Five of Maharashtra’s districts are among the top ten nationally in deaths per million population. Despite the claims of the National Covid Projection Council that India will peak this week, many states are still having severe surges by 50 to 300 times’ jump in the last eight weeks since 10 March 2021, considered as baseline, when the Covid graph of India was lying dormant barring Maharashtra and Kerala. As a matter of fact, Bihar has jumped from 44 daily cases on 10 March to 13,466 cases on 7 May (306 times); no reason than sheer neglect can be attributed to this. Whereas Uttarakhand, the host state of Kumbh Mela has jumped from reporting 36 cases on 10 March to 9,642 cases reported on 7 May (268 times). The election-bound state of Assam jumped from reporting 22 cases on 10 March to 5,626 cases on 7 May. The states of UP, Rajasthan, MP, West Bengal are all grappling with high daily reported infections as well as deaths. Hence, the other states may see the peak only after a few more weeks and till then burdening the already stretched healthcare system.
The parameters used for deciding the peak are:
1) DAILY RECORDED CASES: Maharashtra recorded 68,631 cases on 18 April 2021, which is the highest single-day number of Covid-19 infections in the state since the pandemic began. From 4 April to 17 April, Maharashtra’s recorded daily cases were between 47,000 and 67,000.
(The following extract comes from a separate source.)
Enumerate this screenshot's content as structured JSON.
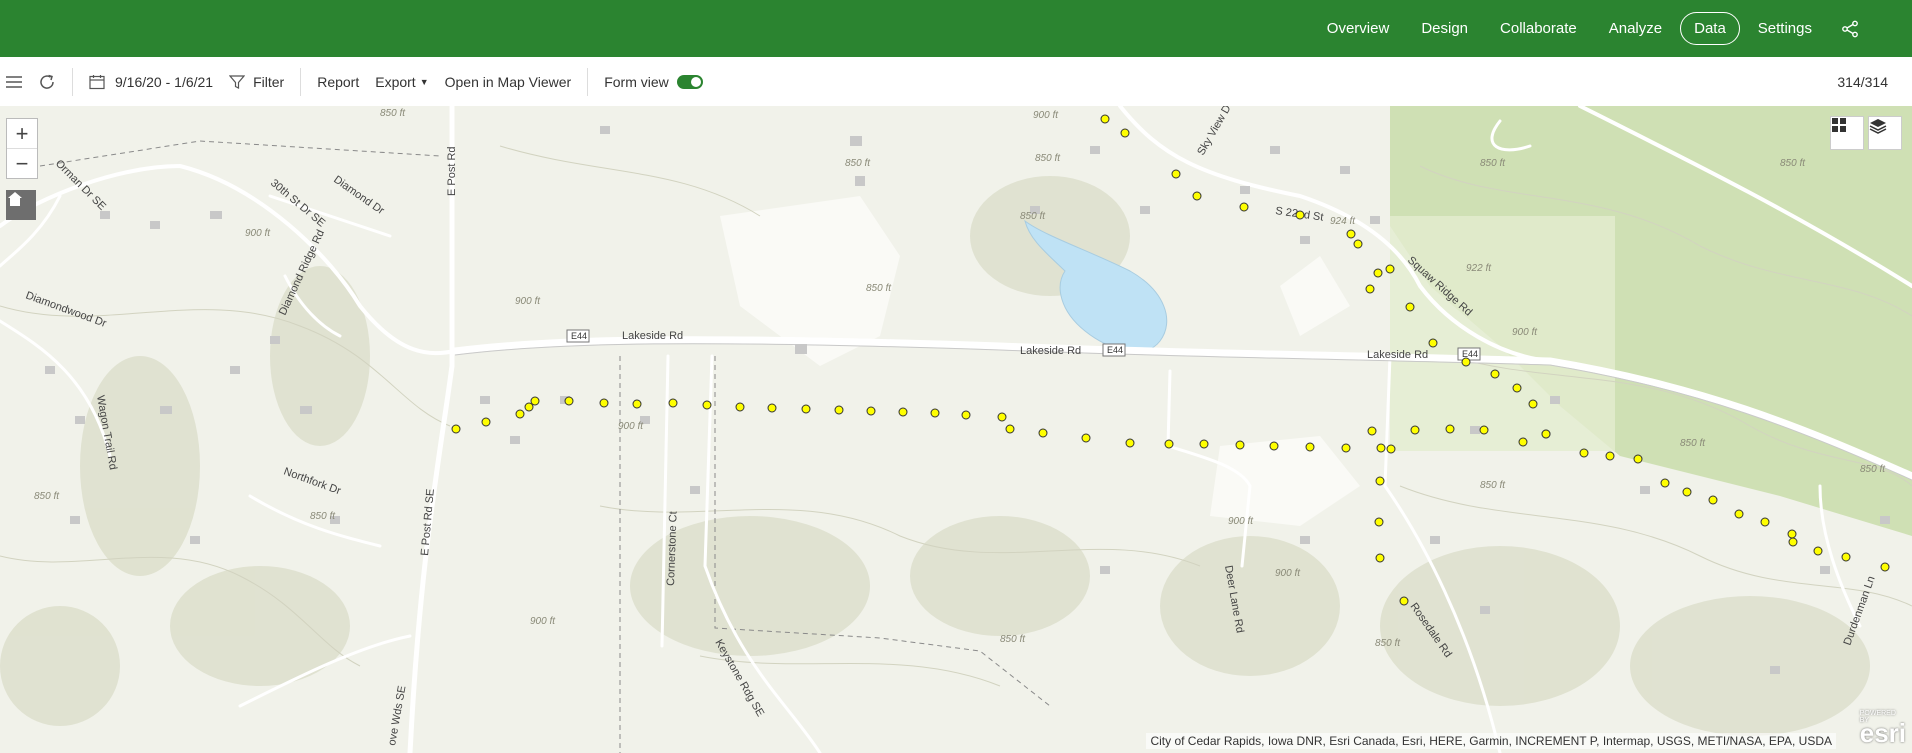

2) COVID-19 POSITIVITY YIELD: The downward trend is not linked to low testing numbers. In fact, the daily testing numbers have been on the higher side. Of the 2.5 crore total tests done, 51 lakh tests are done in the last 26 days, an average of 2 lakh daily and a record 289,535 tests on 25 April. The cumulative positivity yield was 14.4% on 2 April and 16.5% on 26 April. The positivity yield with 68,631 cases in 273,272 tests done on 18 April 2021 was 25% and came down to 20% on 7 May 2021.
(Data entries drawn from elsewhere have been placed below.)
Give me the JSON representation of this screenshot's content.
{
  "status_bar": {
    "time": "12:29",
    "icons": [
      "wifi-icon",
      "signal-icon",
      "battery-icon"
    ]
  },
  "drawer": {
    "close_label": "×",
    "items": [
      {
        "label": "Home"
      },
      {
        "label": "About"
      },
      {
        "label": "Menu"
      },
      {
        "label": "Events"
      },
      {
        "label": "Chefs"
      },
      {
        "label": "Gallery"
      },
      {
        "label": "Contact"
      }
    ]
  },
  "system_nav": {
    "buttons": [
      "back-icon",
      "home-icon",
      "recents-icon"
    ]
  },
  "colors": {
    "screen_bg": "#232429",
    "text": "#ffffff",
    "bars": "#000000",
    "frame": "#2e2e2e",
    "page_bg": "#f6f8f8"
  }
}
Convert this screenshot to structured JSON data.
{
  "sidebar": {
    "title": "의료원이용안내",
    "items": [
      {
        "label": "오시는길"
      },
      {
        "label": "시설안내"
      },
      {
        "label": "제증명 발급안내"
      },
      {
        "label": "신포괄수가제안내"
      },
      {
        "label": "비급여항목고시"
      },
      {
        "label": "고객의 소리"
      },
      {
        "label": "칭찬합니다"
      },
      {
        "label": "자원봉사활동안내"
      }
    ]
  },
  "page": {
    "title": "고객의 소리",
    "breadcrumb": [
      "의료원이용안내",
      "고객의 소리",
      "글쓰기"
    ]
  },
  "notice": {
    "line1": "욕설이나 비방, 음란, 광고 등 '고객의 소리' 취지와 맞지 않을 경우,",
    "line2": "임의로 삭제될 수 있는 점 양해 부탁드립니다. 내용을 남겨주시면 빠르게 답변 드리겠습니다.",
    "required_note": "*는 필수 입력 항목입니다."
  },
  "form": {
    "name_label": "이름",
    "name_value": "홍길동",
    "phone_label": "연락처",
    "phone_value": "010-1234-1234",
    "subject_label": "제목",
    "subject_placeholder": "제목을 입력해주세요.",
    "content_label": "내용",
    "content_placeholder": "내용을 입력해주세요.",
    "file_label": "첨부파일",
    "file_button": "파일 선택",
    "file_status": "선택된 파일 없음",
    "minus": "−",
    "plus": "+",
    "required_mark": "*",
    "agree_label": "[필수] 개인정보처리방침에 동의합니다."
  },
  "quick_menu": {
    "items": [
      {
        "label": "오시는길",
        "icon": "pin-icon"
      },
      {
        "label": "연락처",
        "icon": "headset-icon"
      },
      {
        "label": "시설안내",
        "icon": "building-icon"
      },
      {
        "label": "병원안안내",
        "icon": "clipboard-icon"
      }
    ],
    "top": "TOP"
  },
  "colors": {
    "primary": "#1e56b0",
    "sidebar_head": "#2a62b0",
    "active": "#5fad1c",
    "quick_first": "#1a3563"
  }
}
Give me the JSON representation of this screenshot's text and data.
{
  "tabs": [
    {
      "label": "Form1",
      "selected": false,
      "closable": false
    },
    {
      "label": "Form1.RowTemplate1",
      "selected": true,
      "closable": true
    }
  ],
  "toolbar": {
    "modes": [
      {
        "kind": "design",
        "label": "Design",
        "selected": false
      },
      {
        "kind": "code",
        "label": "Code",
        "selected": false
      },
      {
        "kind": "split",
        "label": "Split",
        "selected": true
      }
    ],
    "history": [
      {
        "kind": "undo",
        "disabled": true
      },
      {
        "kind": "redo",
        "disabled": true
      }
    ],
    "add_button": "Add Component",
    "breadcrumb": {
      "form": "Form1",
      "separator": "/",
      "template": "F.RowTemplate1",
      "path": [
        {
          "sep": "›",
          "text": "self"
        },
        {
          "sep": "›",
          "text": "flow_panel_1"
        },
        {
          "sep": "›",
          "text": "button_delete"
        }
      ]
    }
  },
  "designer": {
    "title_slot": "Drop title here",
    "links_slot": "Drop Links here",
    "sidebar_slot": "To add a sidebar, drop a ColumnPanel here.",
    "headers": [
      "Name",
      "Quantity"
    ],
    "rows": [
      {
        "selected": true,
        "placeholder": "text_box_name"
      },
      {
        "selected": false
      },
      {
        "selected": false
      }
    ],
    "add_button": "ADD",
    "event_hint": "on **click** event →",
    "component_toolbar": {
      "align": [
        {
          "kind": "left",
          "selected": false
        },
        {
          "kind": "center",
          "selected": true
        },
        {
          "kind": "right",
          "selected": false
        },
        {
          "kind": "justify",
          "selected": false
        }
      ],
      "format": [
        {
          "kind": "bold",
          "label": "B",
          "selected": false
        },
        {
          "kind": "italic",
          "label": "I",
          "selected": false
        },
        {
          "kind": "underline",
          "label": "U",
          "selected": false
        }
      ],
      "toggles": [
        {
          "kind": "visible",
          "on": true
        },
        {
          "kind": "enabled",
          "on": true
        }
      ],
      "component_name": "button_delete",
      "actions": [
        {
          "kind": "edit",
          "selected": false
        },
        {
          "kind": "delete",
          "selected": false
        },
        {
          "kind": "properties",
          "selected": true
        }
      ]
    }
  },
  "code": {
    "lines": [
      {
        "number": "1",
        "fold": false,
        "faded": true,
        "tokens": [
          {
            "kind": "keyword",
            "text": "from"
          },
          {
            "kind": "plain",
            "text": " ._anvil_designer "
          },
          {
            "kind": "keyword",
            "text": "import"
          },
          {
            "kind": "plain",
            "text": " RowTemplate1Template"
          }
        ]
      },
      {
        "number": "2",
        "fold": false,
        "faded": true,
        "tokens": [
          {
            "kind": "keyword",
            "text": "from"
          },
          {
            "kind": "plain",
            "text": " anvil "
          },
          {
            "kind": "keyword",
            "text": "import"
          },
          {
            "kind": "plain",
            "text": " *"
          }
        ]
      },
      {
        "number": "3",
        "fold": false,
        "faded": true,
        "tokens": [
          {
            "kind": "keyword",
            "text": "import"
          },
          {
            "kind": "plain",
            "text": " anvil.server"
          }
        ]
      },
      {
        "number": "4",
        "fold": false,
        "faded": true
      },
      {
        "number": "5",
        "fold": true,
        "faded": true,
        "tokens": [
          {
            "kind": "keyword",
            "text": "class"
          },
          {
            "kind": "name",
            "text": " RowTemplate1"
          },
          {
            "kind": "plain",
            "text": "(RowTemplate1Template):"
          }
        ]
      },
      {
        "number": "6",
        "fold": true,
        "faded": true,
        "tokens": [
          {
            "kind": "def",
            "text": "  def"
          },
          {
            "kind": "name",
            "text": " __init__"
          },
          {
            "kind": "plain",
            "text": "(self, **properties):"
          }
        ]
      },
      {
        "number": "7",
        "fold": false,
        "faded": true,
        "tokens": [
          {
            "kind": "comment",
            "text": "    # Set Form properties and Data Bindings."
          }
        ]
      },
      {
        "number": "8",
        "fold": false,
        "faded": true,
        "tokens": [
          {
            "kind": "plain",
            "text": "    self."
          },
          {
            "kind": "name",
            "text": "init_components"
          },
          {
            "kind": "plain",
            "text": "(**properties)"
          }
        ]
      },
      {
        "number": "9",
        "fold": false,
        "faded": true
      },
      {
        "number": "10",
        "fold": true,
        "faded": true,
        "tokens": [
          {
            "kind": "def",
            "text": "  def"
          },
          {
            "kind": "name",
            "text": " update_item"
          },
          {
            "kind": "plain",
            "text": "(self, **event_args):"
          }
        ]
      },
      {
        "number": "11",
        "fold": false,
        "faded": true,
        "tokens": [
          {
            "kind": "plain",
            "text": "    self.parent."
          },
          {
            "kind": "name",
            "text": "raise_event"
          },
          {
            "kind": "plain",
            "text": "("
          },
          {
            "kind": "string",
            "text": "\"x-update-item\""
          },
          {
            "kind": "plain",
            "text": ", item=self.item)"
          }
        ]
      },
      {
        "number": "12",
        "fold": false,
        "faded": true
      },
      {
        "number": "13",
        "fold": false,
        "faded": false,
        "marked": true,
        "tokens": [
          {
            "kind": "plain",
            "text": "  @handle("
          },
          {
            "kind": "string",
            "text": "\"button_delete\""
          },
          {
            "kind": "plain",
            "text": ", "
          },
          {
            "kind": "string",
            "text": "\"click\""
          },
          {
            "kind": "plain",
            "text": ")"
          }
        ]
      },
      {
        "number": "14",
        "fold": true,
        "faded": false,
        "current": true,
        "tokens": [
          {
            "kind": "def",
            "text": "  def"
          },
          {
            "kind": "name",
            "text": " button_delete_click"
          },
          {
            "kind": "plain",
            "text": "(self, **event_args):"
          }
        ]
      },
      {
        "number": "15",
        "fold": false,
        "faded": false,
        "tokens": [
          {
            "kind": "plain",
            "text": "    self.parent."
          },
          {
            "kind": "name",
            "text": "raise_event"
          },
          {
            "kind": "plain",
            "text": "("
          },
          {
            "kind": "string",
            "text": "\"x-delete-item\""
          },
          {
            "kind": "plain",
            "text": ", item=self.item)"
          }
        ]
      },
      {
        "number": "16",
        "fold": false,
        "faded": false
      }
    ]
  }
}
3) ACTIVE CASES OF COVID-19 INFECTIONS: Looking at active cases’ parameter, the highest number of active cases of 699,858 was on 22 April, whereas it has been on a downward trend since then, with 654,758 on 7 May. The highest addition to active cases, 29,331 was on 4 April and the highest recovery of 74,075 cases was on 23 April.
4) DAILY DEATHS DUE TO COVID-19: Maharashtra recorded the highest number of daily deaths on 28 April 2021 at 1,035. The decline in deaths is seen two weeks later, as active cases at peak will keep on recovering and some will end up in some deaths at a gap of around two weeks.
Passing the peak is indeed the most important goal; however, subsequent surges can come, as seen in several countries of Europe. India being a vast country, some states may have different peaks. We cannot lower our guard. Mask remains the most important tool and prevents infections from any of the variants and mutants of the coronavirus, and the next being the vaccine; which has another historic day in its trajectory with the beginning of universal vaccination starting 1 May to cover even the 18-44 age group. Challenges are there, so also solutions and opportunities. Human work with admirable capacity during crisis was on display last fortnight. Let us hope that unitedly we can conquer the coronavirus sooner than later.
Dr Ishwar Gilada is Mumbai-based Consultant in HIV and Infectious Diseases, Secretary General Organised Medicine Academic Guild (OMAG), President, AIDS Society of India (ASI) & Governing Council Member, International AIDS Society (IAS).